Obviously, Race to the Top and Arne Duncan were the means the Obama administration used to impose and spread the Common Core that was aided by Bush and his Foundation for Excellence in Education, as Rubio correctly pointed out. Continue Reading
Once upon a time, in a land far, far away, people hungered for a land of freedom and choice — a place where they could worship as they pleased, where they were free to prosper or to fail, where God and family were the most important aspects of life. This place used to be America.
Today, we live in a society of excuses and government dependency. Our culture is being lost to social engineering and suffocating government micromanagement. No more are we exceptional and overcomers of adversity; we are all victims. We are taught that we cannot succeed without the government’s “help.”
There are many examples I could refer to, but I am choosing just one to share now: our public education system. Public education has been corrupted by federal intrusion and forced compliance — intrusion in the form of Common Core and aligned high-stakes assessments, and compliance forced by a slightly veiled threat of withholding federal funds. Some of the changes, such as the gutting of the Family Educational Rights and Privacy Act, have been accomplished by regulatory action, bypassing Congress.
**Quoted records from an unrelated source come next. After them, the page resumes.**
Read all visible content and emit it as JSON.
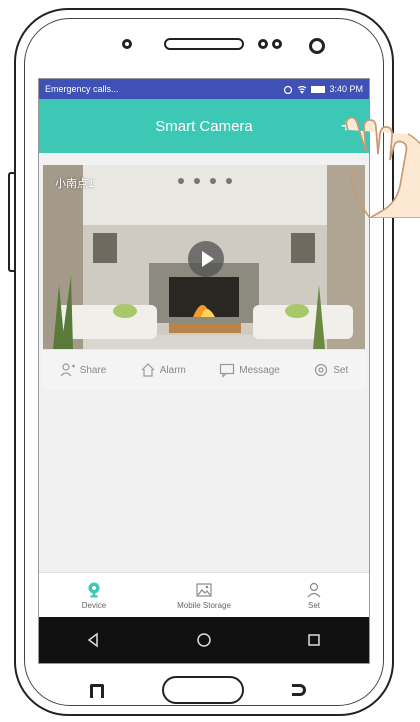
{
  "status_bar": {
    "carrier": "Emergency calls...",
    "time": "3:40 PM"
  },
  "app_bar": {
    "title": "Smart Camera",
    "add_label": "+"
  },
  "camera": {
    "name": "小南点1"
  },
  "actions": [
    {
      "label": "Share",
      "icon": "share-icon"
    },
    {
      "label": "Alarm",
      "icon": "home-alarm-icon"
    },
    {
      "label": "Message",
      "icon": "message-icon"
    },
    {
      "label": "Set",
      "icon": "gear-icon"
    }
  ],
  "bottom_nav": [
    {
      "label": "Device",
      "icon": "camera-device-icon",
      "active": true
    },
    {
      "label": "Mobile Storage",
      "icon": "gallery-icon",
      "active": false
    },
    {
      "label": "Set",
      "icon": "user-icon",
      "active": false
    }
  ],
  "colors": {
    "accent": "#3cc8b4",
    "status_bar": "#3f51b5"
  }
}
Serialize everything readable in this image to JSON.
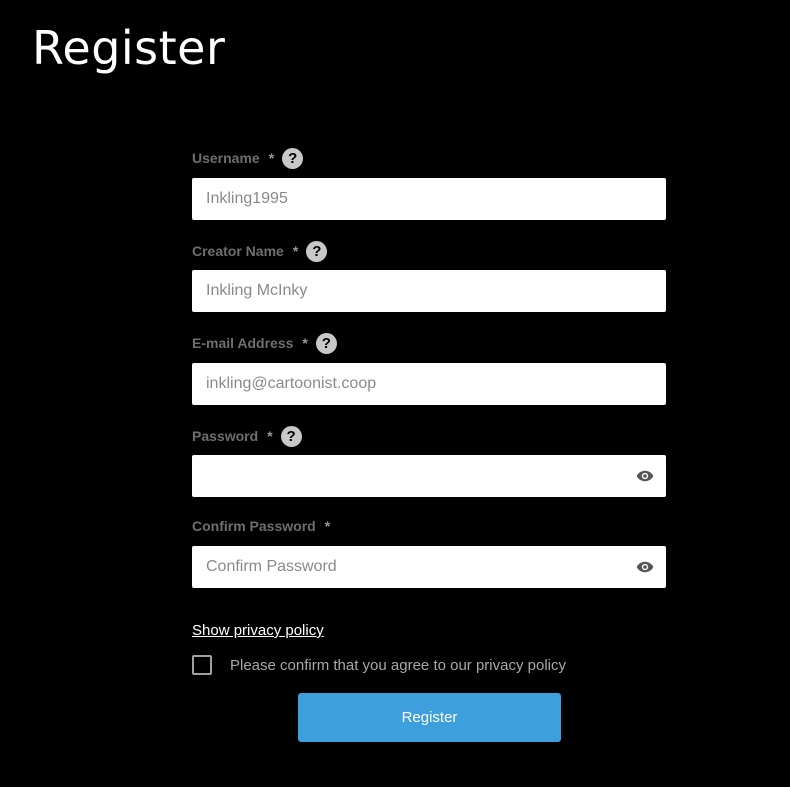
{
  "page": {
    "title": "Register"
  },
  "form": {
    "required_marker": "*",
    "help_glyph": "?",
    "username": {
      "label": "Username",
      "placeholder": "Inkling1995",
      "value": ""
    },
    "creator_name": {
      "label": "Creator Name",
      "placeholder": "Inkling McInky",
      "value": ""
    },
    "email": {
      "label": "E-mail Address",
      "placeholder": "inkling@cartoonist.coop",
      "value": ""
    },
    "password": {
      "label": "Password",
      "placeholder": "",
      "value": ""
    },
    "confirm_password": {
      "label": "Confirm Password",
      "placeholder": "Confirm Password",
      "value": ""
    },
    "privacy_link": "Show privacy policy",
    "consent_label": "Please confirm that you agree to our privacy policy",
    "consent_checked": false,
    "submit_label": "Register"
  },
  "icons": {
    "help": "question-circle-icon",
    "visibility_toggle": "eye-icon"
  },
  "colors": {
    "background": "#000000",
    "label": "#6e6e6e",
    "help_icon": "#c8c8c8",
    "button": "#3d9fdc",
    "link": "#ffffff"
  }
}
The U.S. Department of Education (USED) did not exist until 1979, when President Carter created it to pay off teachers’ unions for their support. I can’t help but wonder how the education system that took the U.S. to the moon and back has been lost. How in the world did our 20th-century scientists, writers, engineers, historians, and political leaders accomplish so much without the benefit of nationalized standards and USED? Continue Reading